The single biggest design difference across the eight surveys with respect to income data collection contrasts the subannual approach used in the SIPP and, to a limited degree, the PSID, with the retrospective annual approach used in the other surveys. SIPP collects monthly income data from interviews conducted at four-month intervals. Users of SIPP data may cumulate monthly incomes in any way they wish, and we demonstrate this in constructing estimates of annual income from the SIPP. But the SIPP approach is distinctly different from directly asking people their annual incomes. With the Census Bureau engaged in a redesign of the SIPP that is focused on replacing the current three interviews per year with a single annual interview, the merits of this particular design feature carry significance beyond its methodological interest.
The second biggest design difference among these surveys is the range in the number of questions used to capture total income. Detailed questions on income serve an important purpose beyond whether they lead to better estimates of total income or not, and one would not discard detailed questions from a survey whose major purpose is to capture the breadth and variety of income. But the issue of what level of questioning is needed to capture adequate income is very relevant to surveys that collect policy-relevant or simply analytically important data on other topics but whose users would benefit from the availability of a reasonably good measure of total income.

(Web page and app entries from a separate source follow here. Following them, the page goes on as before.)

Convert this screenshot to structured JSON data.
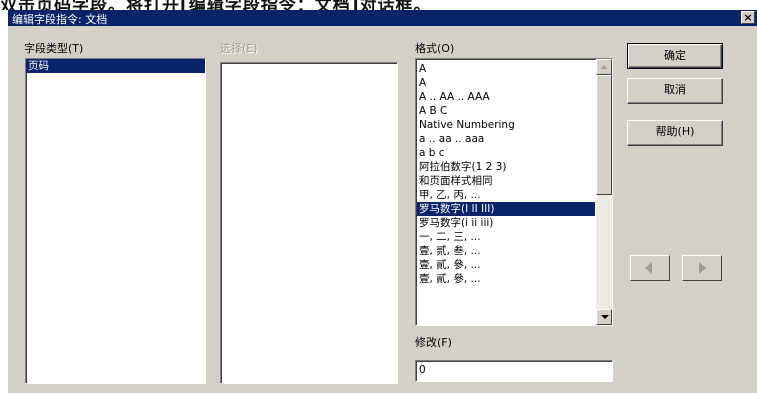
{
  "top_caption": "双击页码字段。将打开[编辑字段指令：文档]对话框。",
  "dialog": {
    "title": "编辑字段指令: 文档",
    "close_glyph": "×"
  },
  "field_type": {
    "label": "字段类型(T)",
    "items": [
      "页码"
    ],
    "selected_index": 0
  },
  "select": {
    "label": "选择(E)",
    "items": []
  },
  "format": {
    "label": "格式(O)",
    "items": [
      "A",
      "A",
      "A .. AA .. AAA",
      "A B C",
      "Native Numbering",
      "a .. aa .. aaa",
      "a b c",
      "阿拉伯数字(1 2 3)",
      "和页面样式相同",
      "甲, 乙, 丙, ...",
      "罗马数字(I II III)",
      "罗马数字(i ii iii)",
      "一, 二, 三, ...",
      "壹, 贰, 叁, ...",
      "壹, 貳, 參, ...",
      "壹, 貳, 參, ..."
    ],
    "selected_index": 10
  },
  "modify": {
    "label": "修改(F)",
    "value": "0"
  },
  "buttons": {
    "ok": "确定",
    "cancel": "取消",
    "help": "帮助(H)"
  },
  "icons": {
    "close": "close-icon",
    "scroll_up": "scroll-up-icon",
    "scroll_down": "scroll-down-icon",
    "prev": "arrow-left-icon",
    "next": "arrow-right-icon"
  },
  "colors": {
    "title_bar": "#0a246a",
    "dialog_bg": "#d4d0c8",
    "selection": "#0a246a"
  }
}
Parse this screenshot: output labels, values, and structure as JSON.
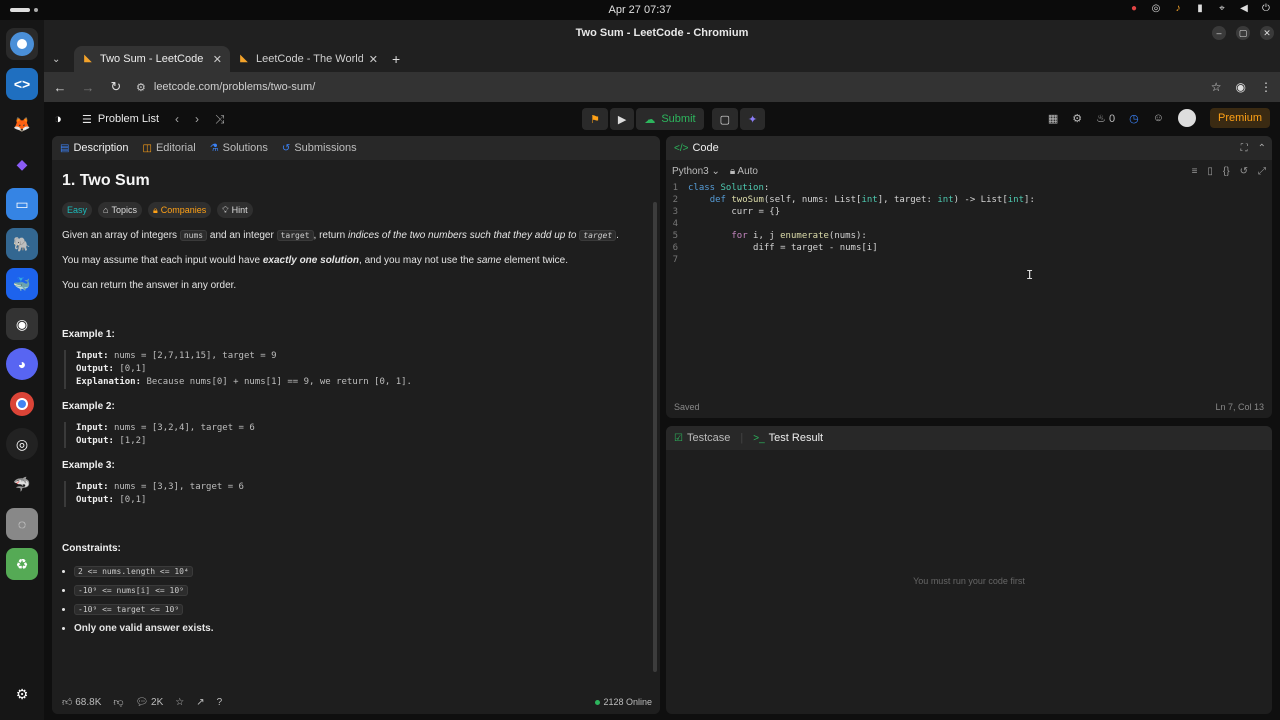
{
  "system": {
    "clock": "Apr 27  07:37"
  },
  "window": {
    "title": "Two Sum - LeetCode - Chromium"
  },
  "tabs": [
    {
      "label": "Two Sum - LeetCode",
      "active": true
    },
    {
      "label": "LeetCode - The World's I",
      "active": false
    }
  ],
  "omnibox": {
    "url": "leetcode.com/problems/two-sum/"
  },
  "lcnav": {
    "problem_list": "Problem List",
    "submit": "Submit",
    "streak": "0",
    "premium": "Premium"
  },
  "left": {
    "tabs": [
      "Description",
      "Editorial",
      "Solutions",
      "Submissions"
    ],
    "title": "1. Two Sum",
    "tags": [
      "Easy",
      "Topics",
      "Companies",
      "Hint"
    ],
    "para1_a": "Given an array of integers ",
    "para1_code1": "nums",
    "para1_b": " and an integer ",
    "para1_code2": "target",
    "para1_c": ", return ",
    "para1_em": "indices of the two numbers such that they add up to",
    "para1_code3": "target",
    "para1_d": ".",
    "para2_a": "You may assume that each input would have ",
    "para2_strong": "exactly one solution",
    "para2_b": ", and you may not use the ",
    "para2_em": "same",
    "para2_c": " element twice.",
    "para3": "You can return the answer in any order.",
    "examples": [
      {
        "title": "Example 1:",
        "input": "nums = [2,7,11,15], target = 9",
        "output": "[0,1]",
        "explanation": "Because nums[0] + nums[1] == 9, we return [0, 1]."
      },
      {
        "title": "Example 2:",
        "input": "nums = [3,2,4], target = 6",
        "output": "[1,2]"
      },
      {
        "title": "Example 3:",
        "input": "nums = [3,3], target = 6",
        "output": "[0,1]"
      }
    ],
    "labels": {
      "input": "Input:",
      "output": "Output:",
      "explanation": "Explanation:"
    },
    "constraints_title": "Constraints:",
    "constraints": [
      "2 <= nums.length <= 10⁴",
      "-10⁹ <= nums[i] <= 10⁹",
      "-10⁹ <= target <= 10⁹"
    ],
    "constraint_last": "Only one valid answer exists.",
    "footer": {
      "likes": "68.8K",
      "comments": "2K",
      "online": "2128 Online"
    }
  },
  "code": {
    "title": "Code",
    "language": "Python3",
    "auto": "Auto",
    "lines": [
      "class Solution:",
      "    def twoSum(self, nums: List[int], target: int) -> List[int]:",
      "        curr = {}",
      "",
      "        for i, j enumerate(nums):",
      "            diff = target - nums[i]",
      ""
    ],
    "status_saved": "Saved",
    "status_pos": "Ln 7, Col 13"
  },
  "testpanel": {
    "tab_testcase": "Testcase",
    "tab_result": "Test Result",
    "empty": "You must run your code first"
  },
  "colors": {
    "accent_green": "#2db55d",
    "brand_orange": "#ffa116",
    "easy_teal": "#1cbaba"
  }
}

The use of a rolling versus fixed sample is also a major design difference represented among the eight surveys. A rolling sample consists of non-overlapping subsamples spread across a year (or other time period) and designed to be interviewed sequentially. Within the context of a rolling sample there is an additional difference with respect to the reference period for which annual income data are collected. The ACS uses a rolling reference period, asking respondents their income for the past 12 months while NHIS uses a fixed reference period, asking respondents their income for the previous calendar year. A corollary of the NHIS approach is a variable recall interval, where longer length of recall may bring higher nonresponse and lower-quality data.
Four of the remaining five surveys are longitudinal. They involve repeated interviews with the same individuals over multiple years.1 Attrition and limited representation of additions to the population will tend to make individual panels less representative of the U.S. population over time.2 This is a serious concern with respect to the PSID, which has followed an initial sample of households for 40 years. Another aspect of longitudinal surveys involves the impact of being interviewed multiple times with variations on the same instrument. It is conceivable that the repetition of the income questions—particularly in the SIPP, where the interval between interviews is brief and all of the income questions recur—may improve the quality of the responses over time as respondents learn what to expect. However, our analyses do not explicitly address these features of longitudinal surveys.